Data to use:
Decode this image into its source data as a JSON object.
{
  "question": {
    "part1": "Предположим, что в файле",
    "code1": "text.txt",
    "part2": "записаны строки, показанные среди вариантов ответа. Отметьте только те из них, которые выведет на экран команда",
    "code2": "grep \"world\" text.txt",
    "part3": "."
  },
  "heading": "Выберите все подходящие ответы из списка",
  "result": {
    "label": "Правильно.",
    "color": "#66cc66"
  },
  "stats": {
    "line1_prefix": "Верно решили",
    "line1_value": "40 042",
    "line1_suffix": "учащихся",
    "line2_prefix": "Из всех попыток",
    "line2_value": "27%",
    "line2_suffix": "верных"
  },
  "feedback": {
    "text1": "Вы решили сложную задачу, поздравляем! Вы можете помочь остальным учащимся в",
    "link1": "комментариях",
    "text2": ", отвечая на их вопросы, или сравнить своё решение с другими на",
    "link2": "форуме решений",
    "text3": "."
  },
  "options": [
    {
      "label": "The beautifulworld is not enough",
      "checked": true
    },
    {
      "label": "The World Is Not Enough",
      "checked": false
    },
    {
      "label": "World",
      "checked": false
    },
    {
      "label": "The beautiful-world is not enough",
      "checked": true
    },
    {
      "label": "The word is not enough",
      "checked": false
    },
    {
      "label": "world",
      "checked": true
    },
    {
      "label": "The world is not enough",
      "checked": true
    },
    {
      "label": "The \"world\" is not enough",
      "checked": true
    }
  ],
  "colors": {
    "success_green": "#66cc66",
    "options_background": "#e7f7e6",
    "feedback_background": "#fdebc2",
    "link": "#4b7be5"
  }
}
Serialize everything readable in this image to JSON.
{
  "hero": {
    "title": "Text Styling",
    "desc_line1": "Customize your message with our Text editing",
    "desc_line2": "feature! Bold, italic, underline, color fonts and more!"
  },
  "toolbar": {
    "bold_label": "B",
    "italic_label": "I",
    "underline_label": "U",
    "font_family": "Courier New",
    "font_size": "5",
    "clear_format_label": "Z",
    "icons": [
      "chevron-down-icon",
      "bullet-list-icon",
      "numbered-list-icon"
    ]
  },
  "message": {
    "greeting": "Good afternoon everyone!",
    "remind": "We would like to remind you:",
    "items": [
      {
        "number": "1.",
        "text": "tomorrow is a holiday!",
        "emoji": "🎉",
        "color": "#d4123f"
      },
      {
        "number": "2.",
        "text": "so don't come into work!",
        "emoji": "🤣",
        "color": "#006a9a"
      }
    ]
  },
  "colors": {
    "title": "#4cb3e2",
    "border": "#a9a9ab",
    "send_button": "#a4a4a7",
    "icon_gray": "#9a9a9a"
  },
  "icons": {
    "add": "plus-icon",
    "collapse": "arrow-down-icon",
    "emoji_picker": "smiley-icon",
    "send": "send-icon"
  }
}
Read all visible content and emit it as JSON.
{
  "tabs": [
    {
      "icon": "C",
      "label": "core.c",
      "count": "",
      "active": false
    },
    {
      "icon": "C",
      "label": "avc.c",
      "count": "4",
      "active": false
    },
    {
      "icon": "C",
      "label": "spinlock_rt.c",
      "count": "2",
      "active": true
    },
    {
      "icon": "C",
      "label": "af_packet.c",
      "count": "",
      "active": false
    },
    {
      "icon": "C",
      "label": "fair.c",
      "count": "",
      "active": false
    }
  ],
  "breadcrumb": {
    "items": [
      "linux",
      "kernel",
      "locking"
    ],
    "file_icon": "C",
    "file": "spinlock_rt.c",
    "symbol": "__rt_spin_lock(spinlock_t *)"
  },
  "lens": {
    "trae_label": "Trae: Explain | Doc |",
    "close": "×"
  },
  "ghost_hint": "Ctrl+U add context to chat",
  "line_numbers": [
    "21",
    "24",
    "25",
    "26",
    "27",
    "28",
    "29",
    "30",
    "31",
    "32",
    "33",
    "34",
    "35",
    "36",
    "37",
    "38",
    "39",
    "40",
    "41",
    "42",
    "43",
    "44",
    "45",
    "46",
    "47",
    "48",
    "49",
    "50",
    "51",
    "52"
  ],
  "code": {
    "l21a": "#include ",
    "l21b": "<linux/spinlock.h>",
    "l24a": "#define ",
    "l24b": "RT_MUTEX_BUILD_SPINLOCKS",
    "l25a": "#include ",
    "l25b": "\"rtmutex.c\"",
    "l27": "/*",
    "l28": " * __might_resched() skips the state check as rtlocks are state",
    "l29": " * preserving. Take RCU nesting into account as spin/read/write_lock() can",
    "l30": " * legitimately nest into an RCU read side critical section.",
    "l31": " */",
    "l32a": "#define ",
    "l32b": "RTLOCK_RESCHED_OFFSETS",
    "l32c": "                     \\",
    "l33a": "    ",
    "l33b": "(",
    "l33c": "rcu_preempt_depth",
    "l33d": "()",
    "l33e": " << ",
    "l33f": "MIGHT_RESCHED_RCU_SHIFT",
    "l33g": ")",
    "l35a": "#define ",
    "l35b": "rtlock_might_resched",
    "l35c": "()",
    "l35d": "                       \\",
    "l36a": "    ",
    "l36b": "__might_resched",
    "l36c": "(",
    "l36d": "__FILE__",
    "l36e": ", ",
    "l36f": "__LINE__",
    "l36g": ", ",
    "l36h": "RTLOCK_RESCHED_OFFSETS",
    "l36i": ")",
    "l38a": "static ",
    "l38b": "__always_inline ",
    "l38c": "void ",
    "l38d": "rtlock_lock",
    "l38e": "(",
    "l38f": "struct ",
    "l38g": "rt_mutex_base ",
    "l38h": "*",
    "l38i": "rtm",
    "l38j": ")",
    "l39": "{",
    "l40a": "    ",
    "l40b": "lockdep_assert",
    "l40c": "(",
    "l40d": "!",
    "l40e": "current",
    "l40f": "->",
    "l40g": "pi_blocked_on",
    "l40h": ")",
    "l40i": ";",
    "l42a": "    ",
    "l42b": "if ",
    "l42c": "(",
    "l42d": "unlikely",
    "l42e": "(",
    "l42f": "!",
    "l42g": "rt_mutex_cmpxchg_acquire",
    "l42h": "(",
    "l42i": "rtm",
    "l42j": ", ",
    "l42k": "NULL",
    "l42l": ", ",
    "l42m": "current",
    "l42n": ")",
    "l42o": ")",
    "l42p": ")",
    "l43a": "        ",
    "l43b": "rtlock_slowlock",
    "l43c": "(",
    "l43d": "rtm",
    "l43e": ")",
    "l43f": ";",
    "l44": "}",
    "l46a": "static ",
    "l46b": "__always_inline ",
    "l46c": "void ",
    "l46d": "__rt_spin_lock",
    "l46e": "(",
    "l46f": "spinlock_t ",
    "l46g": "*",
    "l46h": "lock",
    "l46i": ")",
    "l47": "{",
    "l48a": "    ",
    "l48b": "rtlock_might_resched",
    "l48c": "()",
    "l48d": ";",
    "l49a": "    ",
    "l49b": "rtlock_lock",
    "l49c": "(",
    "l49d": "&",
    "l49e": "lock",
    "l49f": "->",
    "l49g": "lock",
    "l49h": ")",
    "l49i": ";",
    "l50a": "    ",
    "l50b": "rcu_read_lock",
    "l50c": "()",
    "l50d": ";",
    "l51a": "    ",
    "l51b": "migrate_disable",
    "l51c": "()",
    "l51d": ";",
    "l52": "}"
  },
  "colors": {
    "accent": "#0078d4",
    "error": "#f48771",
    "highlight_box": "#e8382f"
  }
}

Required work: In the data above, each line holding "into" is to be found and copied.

Exercise output:
Decode this image into its source data as a JSON object.
        "text": "so don't come into work!",
    "l29": " * preserving. Take RCU nesting into account as spin/read/write_lock() can",
    "l30": " * legitimately nest into an RCU read side critical section.",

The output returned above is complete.